Making the switch from single vision lenses (SVLs) to progressive additional lenses (PALs) can increase working distance for pre-presbyopic adult computer users, a recent study found. Researchers from Hong Kong prescribed SVLs and PVLs designed for handheld digital device use for pre-presbyopic computer users from two age groups: 18 to 25 and 30 to 40. They then measured working distance and refractive shift while the patients played a video game immediately after lens delivery and again one month later.

One month after switching from SVLs to PALs, working distance results increased in both age groups, and there was a small but notable positive refractive shift in the older age group. The study found the changes in working distance were correlated with myopic error, while the positive refractive shift in the older group was correlated with amplitude of accommodation both immediately and one month later.

“Interestingly, those who preferred PALs or SVLs at the end of the wearing period also rated PALs as causing less ‘eye pain,’ ‘eye redness’ and ‘increased sensitivity to light,’” the study said. “However, these ratings should be interpreted carefully when prescribing spectacle lenses in ophthalmic practice because higher subjective ratings for PALs are associated with different sets of biometric parameters in the two age cohorts.”

Going forward, the researchers believe future studies should address “whether these impacts of lens design could interfere with the effectiveness of optical intervention on myopia development.”

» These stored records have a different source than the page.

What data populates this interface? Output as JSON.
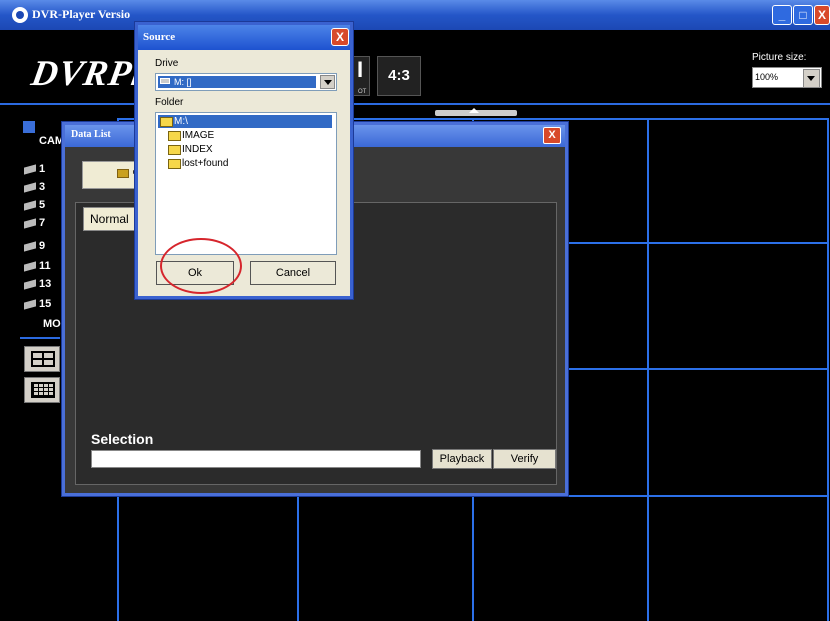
{
  "main_window": {
    "title": "DVR-Player Versio",
    "min_glyph": "_",
    "max_glyph": "□",
    "close_glyph": "X"
  },
  "toolbar": {
    "logo": "DVRPl",
    "snapshot_glyph": "I",
    "snapshot_caption": "OT",
    "aspect_button": "4:3",
    "picture_size_label": "Picture size:",
    "picture_size_value": "100%"
  },
  "left_panel": {
    "camera_label": "CAM",
    "cameras": [
      "1",
      "3",
      "5",
      "7",
      "9",
      "11",
      "13",
      "15"
    ],
    "mode_label": "MO"
  },
  "data_list": {
    "title": "Data List",
    "close_glyph": "X",
    "tab_normal": "Normal",
    "selection_label": "Selection",
    "selection_value": "",
    "playback_button": "Playback",
    "verify_button": "Verify"
  },
  "source_dialog": {
    "title": "Source",
    "close_glyph": "X",
    "drive_label": "Drive",
    "drive_value": "M: []",
    "folder_label": "Folder",
    "folders": [
      "M:\\",
      "IMAGE",
      "INDEX",
      "lost+found"
    ],
    "ok_button": "Ok",
    "cancel_button": "Cancel"
  },
  "colors": {
    "grid_lines": "#2c70e8",
    "highlight_circle": "#d6252c",
    "title_bar": "#2456c8"
  }
}
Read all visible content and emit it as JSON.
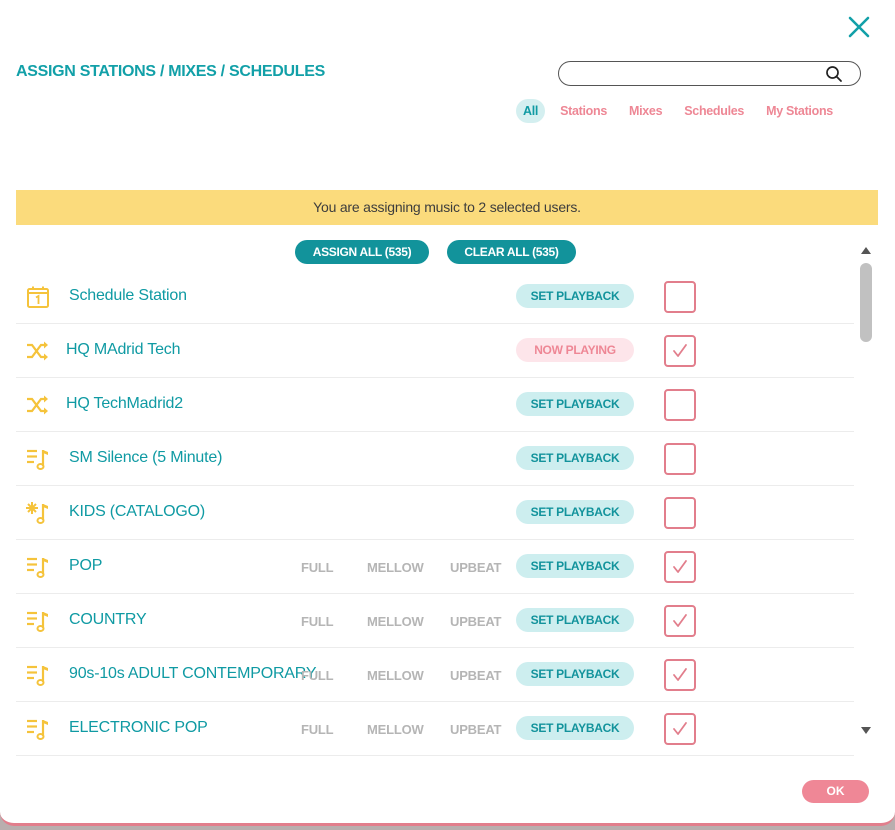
{
  "modal": {
    "title": "ASSIGN STATIONS / MIXES / SCHEDULES",
    "search": {
      "value": "",
      "placeholder": ""
    },
    "filters": [
      "All",
      "Stations",
      "Mixes",
      "Schedules",
      "My Stations"
    ],
    "active_filter": "All",
    "banner": "You are assigning music to 2 selected users.",
    "assign_all_label": "ASSIGN ALL (535)",
    "clear_all_label": "CLEAR ALL (535)",
    "ok_label": "OK"
  },
  "options": {
    "full": "FULL",
    "mellow": "MELLOW",
    "upbeat": "UPBEAT"
  },
  "items": [
    {
      "name": "Schedule Station",
      "icon": "schedule-calendar-icon",
      "status": "SET PLAYBACK",
      "checked": false,
      "options": false
    },
    {
      "name": "HQ MAdrid Tech",
      "icon": "shuffle-mix-icon",
      "status": "NOW PLAYING",
      "checked": true,
      "options": false
    },
    {
      "name": "HQ TechMadrid2",
      "icon": "shuffle-mix-icon",
      "status": "SET PLAYBACK",
      "checked": false,
      "options": false
    },
    {
      "name": "SM Silence (5 Minute)",
      "icon": "playlist-music-icon",
      "status": "SET PLAYBACK",
      "checked": false,
      "options": false
    },
    {
      "name": "KIDS (CATALOGO)",
      "icon": "sparkle-music-icon",
      "status": "SET PLAYBACK",
      "checked": false,
      "options": false
    },
    {
      "name": "POP",
      "icon": "playlist-music-icon",
      "status": "SET PLAYBACK",
      "checked": true,
      "options": true
    },
    {
      "name": "COUNTRY",
      "icon": "playlist-music-icon",
      "status": "SET PLAYBACK",
      "checked": true,
      "options": true
    },
    {
      "name": "90s-10s ADULT CONTEMPORARY",
      "icon": "playlist-music-icon",
      "status": "SET PLAYBACK",
      "checked": true,
      "options": true
    },
    {
      "name": "ELECTRONIC POP",
      "icon": "playlist-music-icon",
      "status": "SET PLAYBACK",
      "checked": true,
      "options": true
    }
  ],
  "colors": {
    "teal": "#12a0a8",
    "pink": "#e27e8c",
    "banner": "#fbdb7c",
    "icon_yellow": "#f5c33b"
  }
}
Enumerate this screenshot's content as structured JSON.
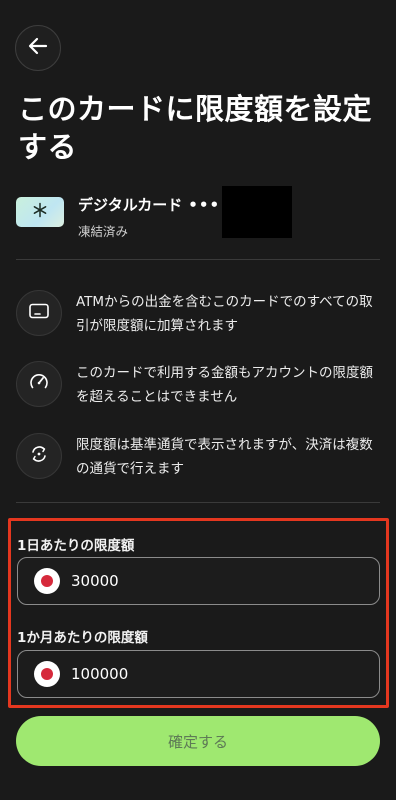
{
  "header": {
    "back_icon": "arrow-left-icon",
    "title": "このカードに限度額を設定する"
  },
  "card": {
    "icon": "snowflake-icon",
    "name": "デジタルカード",
    "masked_number": "••••",
    "status": "凍結済み"
  },
  "info": [
    {
      "icon": "card-outline-icon",
      "text": "ATMからの出金を含むこのカードでのすべての取引が限度額に加算されます"
    },
    {
      "icon": "speedometer-icon",
      "text": "このカードで利用する金額もアカウントの限度額を超えることはできません"
    },
    {
      "icon": "currency-exchange-icon",
      "text": "限度額は基準通貨で表示されますが、決済は複数の通貨で行えます"
    }
  ],
  "limits": {
    "daily_label": "1日あたりの限度額",
    "daily_value": "30000",
    "monthly_label": "1か月あたりの限度額",
    "monthly_value": "100000",
    "currency_flag_icon": "japan-flag-icon"
  },
  "footer": {
    "confirm_label": "確定する"
  },
  "colors": {
    "background": "#1a1a1a",
    "accent_button": "#9fe870",
    "highlight_border": "#e4371f",
    "flag_red": "#d6293b"
  }
}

Kee CS, Leung TW, Kan KH, Lam CH. Effects of progressive addition lens wear on digital work in pre-presbyopes. Optom Vis Sci. 2018;95(5):457-67.